Every line of the data must be copied exactly.

=-=-=

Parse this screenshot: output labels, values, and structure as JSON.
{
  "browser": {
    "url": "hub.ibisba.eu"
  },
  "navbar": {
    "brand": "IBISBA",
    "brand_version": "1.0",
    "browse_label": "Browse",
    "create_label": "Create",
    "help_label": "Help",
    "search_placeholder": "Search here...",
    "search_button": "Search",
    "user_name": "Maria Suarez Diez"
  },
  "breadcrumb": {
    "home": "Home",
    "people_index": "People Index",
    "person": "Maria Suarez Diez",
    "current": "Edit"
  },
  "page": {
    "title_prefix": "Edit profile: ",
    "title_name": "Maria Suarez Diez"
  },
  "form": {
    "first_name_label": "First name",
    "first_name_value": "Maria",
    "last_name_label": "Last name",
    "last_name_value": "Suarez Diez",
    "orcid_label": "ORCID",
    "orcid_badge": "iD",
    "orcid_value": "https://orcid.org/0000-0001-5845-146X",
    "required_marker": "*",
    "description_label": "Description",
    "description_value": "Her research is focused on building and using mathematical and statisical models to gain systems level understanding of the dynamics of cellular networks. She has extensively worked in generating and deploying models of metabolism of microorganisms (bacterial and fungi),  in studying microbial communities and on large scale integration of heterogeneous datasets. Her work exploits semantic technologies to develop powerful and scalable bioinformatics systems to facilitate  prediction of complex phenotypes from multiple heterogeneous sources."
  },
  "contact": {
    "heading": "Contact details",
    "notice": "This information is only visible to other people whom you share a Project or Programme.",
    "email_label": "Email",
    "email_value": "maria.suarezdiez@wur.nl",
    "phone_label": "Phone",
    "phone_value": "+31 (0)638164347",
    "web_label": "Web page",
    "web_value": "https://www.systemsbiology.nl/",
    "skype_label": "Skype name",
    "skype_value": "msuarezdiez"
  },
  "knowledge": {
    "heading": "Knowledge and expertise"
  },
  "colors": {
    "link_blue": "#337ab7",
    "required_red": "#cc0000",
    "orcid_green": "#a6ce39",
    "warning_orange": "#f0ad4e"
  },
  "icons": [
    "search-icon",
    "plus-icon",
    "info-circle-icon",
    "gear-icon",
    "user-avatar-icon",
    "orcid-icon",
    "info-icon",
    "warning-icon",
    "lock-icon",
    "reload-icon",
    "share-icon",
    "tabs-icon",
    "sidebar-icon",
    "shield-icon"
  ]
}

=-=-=

Answer to this problem:
Parse this screenshot: output labels, values, and structure as JSON.
{
  "browser": {
    "url": "hub.ibisba.eu"
  },
  "navbar": {
    "brand": "IBISBA",
    "brand_version": "1.0",
    "browse_label": "Browse",
    "create_label": "Create",
    "help_label": "Help",
    "search_placeholder": "Search here...",
    "search_button": "Search",
    "user_name": "Maria Suarez Diez"
  },
  "breadcrumb": {
    "home": "Home",
    "people_index": "People Index",
    "person": "Maria Suarez Diez",
    "current": "Edit"
  },
  "page": {
    "title_prefix": "Edit profile: ",
    "title_name": "Maria Suarez Diez"
  },
  "form": {
    "first_name_label": "First name",
    "first_name_value": "Maria",
    "last_name_label": "Last name",
    "last_name_value": "Suarez Diez",
    "orcid_label": "ORCID",
    "orcid_badge": "iD",
    "orcid_value": "https://orcid.org/0000-0001-5845-146X",
    "required_marker": "*",
    "description_label": "Description",
    "description_value": "Her research is focused on building and using mathematical and statisical models to gain systems level understanding of the dynamics of cellular networks. She has extensively worked in generating and deploying models of metabolism of microorganisms (bacterial and fungi),  in studying microbial communities and on large scale integration of heterogeneous datasets. Her work exploits semantic technologies to develop powerful and scalable bioinformatics systems to facilitate  prediction of complex phenotypes from multiple heterogeneous sources."
  },
  "contact": {
    "heading": "Contact details",
    "notice": "This information is only visible to other people whom you share a Project or Programme.",
    "email_label": "Email",
    "email_value": "maria.suarezdiez@wur.nl",
    "phone_label": "Phone",
    "phone_value": "+31 (0)638164347",
    "web_label": "Web page",
    "web_value": "https://www.systemsbiology.nl/",
    "skype_label": "Skype name",
    "skype_value": "msuarezdiez"
  },
  "knowledge": {
    "heading": "Knowledge and expertise"
  },
  "colors": {
    "link_blue": "#337ab7",
    "required_red": "#cc0000",
    "orcid_green": "#a6ce39",
    "warning_orange": "#f0ad4e"
  },
  "icons": [
    "search-icon",
    "plus-icon",
    "info-circle-icon",
    "gear-icon",
    "user-avatar-icon",
    "orcid-icon",
    "info-icon",
    "warning-icon",
    "lock-icon",
    "reload-icon",
    "share-icon",
    "tabs-icon",
    "sidebar-icon",
    "shield-icon"
  ]
}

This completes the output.